**WHAT THE TASK ASKS:**
Wherever the string "reserved" turns up in the data, copy the whole line.

**MATERIAL FOR THIS EXERCISE:**

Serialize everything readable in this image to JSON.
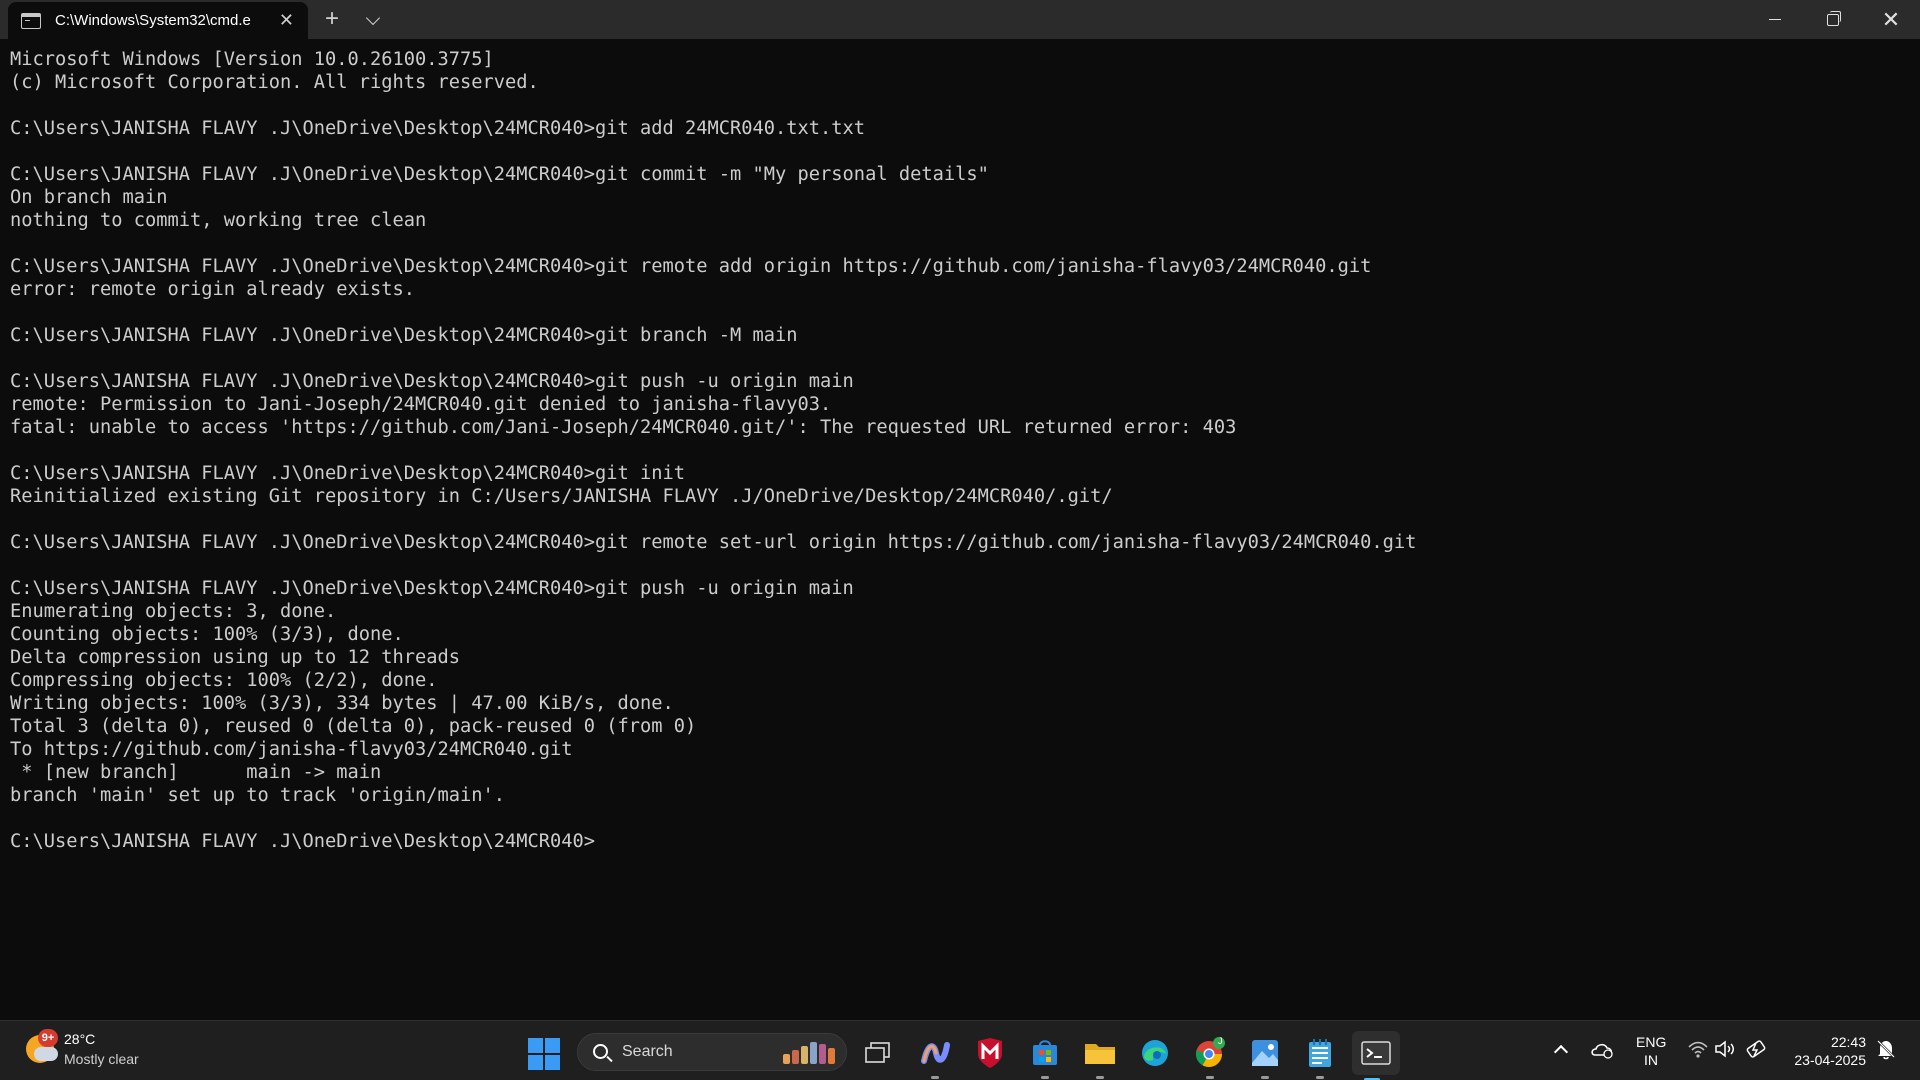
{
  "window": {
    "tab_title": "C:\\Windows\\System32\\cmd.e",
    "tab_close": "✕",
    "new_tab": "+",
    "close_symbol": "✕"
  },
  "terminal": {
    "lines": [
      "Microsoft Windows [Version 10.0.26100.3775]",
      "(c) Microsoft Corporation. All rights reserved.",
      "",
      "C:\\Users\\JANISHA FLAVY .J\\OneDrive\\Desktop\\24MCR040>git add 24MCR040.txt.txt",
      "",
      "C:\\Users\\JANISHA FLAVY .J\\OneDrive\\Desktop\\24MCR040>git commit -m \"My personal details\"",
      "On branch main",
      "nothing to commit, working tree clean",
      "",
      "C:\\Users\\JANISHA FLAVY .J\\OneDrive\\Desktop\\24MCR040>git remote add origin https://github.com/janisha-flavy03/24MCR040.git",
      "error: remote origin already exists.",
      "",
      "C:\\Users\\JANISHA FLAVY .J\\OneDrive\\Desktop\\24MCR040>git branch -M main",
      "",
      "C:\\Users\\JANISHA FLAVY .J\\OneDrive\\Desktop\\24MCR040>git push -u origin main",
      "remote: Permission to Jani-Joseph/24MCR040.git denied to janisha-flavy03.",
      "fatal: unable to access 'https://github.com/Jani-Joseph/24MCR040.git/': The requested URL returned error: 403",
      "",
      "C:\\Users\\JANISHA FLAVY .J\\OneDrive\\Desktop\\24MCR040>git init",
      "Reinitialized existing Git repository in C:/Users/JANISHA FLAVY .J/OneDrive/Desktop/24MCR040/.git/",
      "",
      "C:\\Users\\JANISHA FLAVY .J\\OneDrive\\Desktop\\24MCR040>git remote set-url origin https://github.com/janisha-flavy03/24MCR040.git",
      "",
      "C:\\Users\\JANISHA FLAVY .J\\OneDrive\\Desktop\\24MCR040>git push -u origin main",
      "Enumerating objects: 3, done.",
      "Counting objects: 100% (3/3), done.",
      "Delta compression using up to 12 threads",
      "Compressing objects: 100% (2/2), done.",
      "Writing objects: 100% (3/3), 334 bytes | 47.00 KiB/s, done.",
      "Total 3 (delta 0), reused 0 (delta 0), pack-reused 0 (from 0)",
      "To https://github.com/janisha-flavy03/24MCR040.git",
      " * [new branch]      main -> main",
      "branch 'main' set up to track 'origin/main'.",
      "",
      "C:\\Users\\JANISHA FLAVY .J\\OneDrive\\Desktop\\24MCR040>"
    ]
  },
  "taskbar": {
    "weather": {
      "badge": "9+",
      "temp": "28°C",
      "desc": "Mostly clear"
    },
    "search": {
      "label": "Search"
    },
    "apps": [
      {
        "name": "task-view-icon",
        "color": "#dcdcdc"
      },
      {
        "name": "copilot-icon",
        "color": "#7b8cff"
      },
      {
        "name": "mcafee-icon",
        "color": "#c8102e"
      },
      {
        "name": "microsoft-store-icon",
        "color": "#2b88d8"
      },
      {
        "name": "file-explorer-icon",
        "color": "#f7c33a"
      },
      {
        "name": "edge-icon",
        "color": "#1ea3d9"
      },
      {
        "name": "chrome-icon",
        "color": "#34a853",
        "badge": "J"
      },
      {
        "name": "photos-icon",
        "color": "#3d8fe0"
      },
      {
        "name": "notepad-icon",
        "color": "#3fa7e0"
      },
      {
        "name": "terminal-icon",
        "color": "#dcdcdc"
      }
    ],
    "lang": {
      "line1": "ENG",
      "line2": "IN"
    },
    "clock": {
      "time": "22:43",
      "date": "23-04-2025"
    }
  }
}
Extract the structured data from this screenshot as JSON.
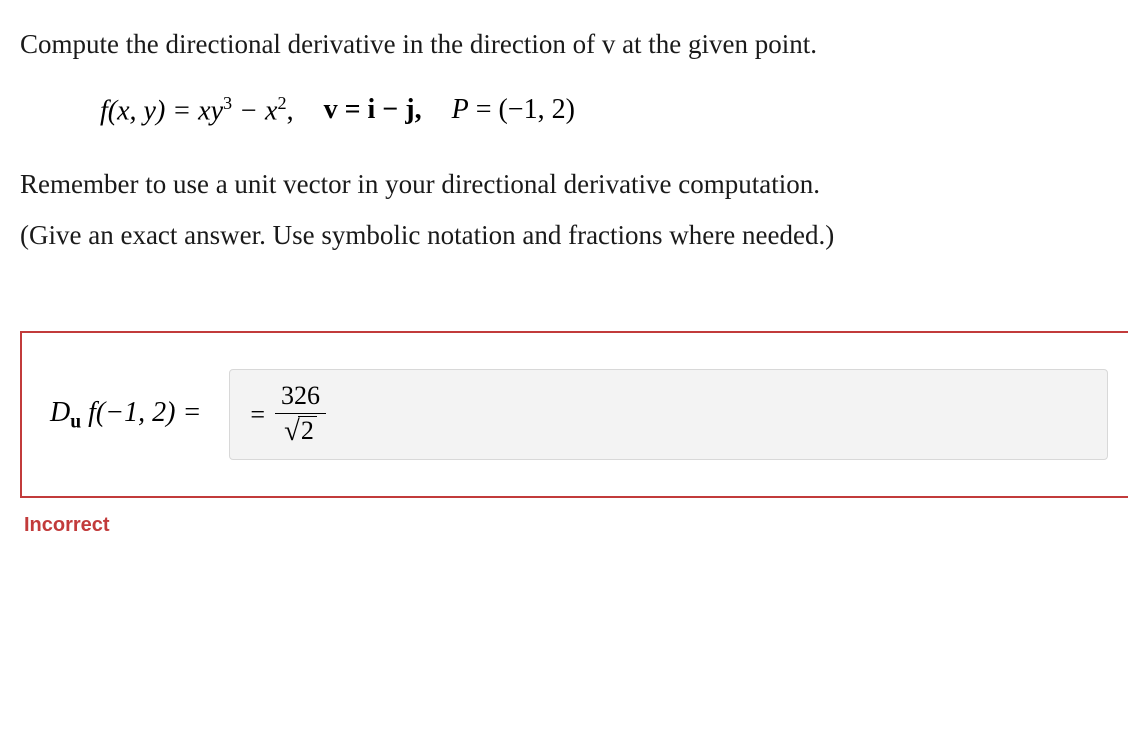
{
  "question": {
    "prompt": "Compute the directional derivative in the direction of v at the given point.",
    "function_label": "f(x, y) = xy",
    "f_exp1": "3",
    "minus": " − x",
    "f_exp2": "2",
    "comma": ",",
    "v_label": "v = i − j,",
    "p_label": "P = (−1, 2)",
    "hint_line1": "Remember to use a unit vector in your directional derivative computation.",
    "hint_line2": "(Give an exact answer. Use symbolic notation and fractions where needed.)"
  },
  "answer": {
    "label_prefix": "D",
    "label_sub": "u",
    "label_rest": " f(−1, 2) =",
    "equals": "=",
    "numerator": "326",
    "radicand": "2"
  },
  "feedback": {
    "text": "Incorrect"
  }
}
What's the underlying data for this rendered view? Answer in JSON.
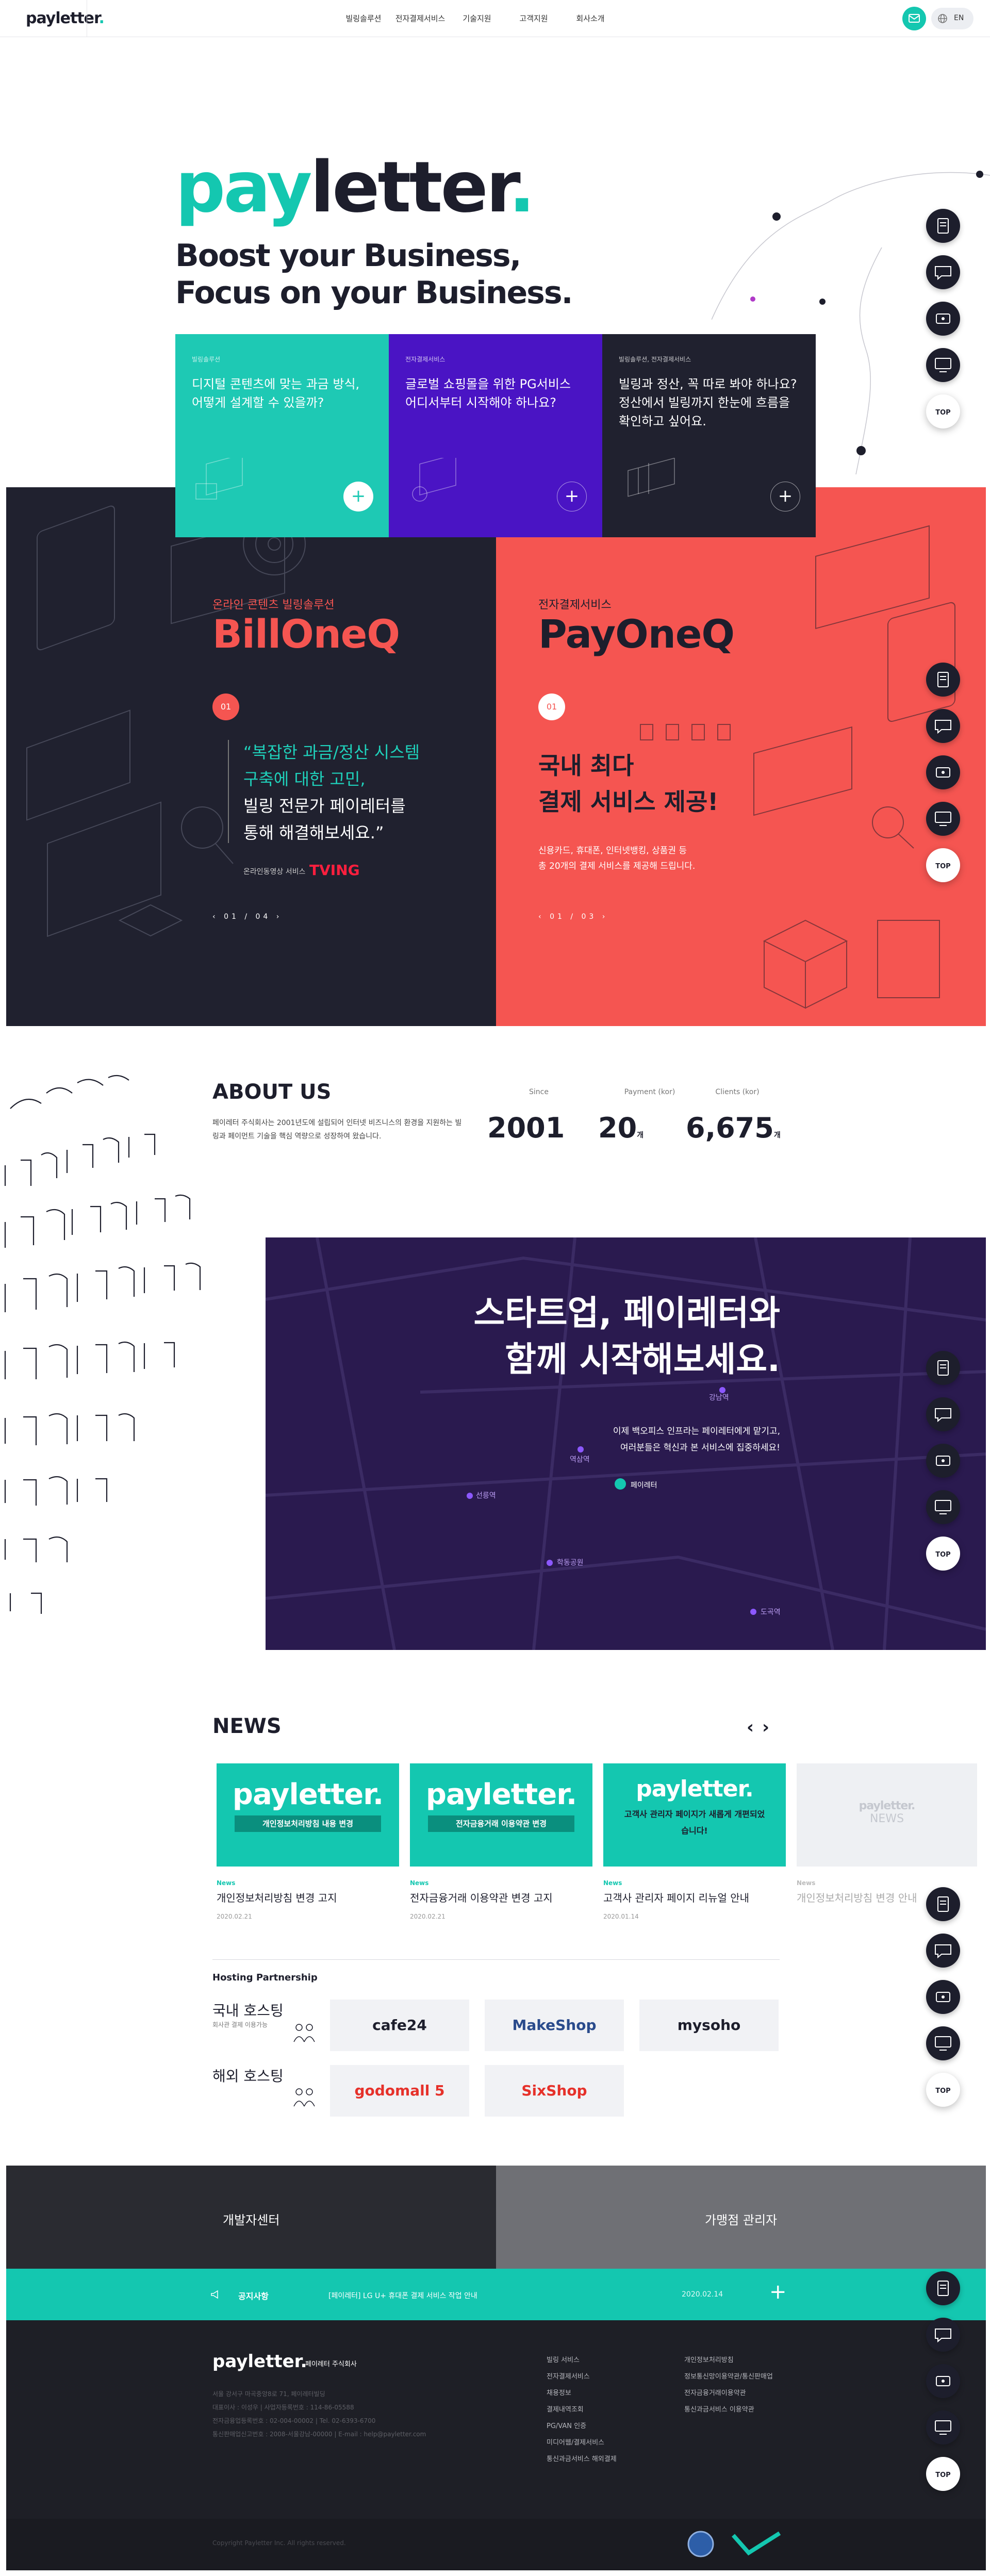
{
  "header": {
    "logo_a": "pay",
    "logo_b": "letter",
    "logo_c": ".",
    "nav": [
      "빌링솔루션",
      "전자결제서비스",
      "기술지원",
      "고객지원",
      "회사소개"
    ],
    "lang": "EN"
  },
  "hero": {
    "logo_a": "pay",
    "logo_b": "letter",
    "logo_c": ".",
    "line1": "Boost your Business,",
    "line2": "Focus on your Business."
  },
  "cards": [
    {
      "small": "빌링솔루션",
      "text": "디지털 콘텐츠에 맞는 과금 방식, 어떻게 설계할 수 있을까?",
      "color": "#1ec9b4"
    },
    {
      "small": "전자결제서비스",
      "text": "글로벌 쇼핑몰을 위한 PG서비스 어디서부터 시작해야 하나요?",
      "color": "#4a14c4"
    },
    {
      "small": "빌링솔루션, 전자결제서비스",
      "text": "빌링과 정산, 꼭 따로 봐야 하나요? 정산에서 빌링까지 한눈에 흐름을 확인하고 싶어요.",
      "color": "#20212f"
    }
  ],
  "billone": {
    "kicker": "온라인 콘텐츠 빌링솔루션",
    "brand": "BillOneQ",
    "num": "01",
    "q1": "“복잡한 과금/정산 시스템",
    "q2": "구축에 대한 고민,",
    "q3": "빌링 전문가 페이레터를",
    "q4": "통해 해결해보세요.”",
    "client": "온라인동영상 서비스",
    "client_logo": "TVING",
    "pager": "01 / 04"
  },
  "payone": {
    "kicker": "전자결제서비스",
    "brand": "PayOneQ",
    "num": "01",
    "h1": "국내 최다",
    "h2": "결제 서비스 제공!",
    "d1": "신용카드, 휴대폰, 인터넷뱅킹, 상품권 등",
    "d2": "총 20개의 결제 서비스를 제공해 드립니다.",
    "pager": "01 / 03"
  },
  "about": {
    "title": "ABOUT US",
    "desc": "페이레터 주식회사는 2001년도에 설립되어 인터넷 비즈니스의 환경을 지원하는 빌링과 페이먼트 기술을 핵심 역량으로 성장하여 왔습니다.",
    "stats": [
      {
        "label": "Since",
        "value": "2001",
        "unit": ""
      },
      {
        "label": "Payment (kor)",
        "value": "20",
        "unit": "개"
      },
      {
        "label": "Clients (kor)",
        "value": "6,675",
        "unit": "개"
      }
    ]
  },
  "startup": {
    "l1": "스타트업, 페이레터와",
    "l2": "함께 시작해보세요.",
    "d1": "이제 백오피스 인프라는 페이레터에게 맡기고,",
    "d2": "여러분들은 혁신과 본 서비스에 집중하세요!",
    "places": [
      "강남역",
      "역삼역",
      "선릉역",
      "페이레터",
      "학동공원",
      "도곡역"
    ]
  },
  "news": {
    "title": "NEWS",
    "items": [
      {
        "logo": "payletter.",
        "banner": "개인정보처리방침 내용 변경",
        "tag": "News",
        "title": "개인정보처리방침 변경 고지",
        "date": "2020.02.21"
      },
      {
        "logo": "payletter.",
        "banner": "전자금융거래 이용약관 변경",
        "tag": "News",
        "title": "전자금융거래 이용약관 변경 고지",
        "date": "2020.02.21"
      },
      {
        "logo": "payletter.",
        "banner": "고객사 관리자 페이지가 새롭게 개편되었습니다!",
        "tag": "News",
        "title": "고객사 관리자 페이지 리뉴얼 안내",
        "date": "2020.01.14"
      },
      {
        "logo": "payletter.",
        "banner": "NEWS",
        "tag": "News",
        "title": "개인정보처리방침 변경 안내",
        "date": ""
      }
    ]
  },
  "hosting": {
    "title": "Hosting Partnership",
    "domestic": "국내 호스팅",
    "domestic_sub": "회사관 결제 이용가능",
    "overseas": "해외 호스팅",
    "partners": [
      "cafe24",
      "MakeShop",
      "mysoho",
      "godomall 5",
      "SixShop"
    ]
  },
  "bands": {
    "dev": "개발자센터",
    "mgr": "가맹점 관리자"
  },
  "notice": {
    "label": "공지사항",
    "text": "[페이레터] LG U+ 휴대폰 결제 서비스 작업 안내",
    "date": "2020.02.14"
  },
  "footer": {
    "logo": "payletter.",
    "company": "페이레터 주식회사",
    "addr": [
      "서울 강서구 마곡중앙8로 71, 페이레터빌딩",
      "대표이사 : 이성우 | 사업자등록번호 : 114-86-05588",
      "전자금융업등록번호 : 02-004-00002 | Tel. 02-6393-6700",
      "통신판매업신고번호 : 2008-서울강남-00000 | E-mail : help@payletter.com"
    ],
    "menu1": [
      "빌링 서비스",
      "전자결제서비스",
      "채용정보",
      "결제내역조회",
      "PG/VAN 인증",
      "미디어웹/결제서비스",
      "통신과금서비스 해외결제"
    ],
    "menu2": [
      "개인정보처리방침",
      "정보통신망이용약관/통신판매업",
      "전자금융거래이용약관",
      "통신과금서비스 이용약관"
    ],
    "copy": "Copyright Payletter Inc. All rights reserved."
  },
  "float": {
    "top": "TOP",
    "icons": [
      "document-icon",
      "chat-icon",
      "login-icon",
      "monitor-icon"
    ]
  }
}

**EXERCISE RESULT:**
      "(c) Microsoft Corporation. All rights reserved.",
    "copy": "Copyright Payletter Inc. All rights reserved."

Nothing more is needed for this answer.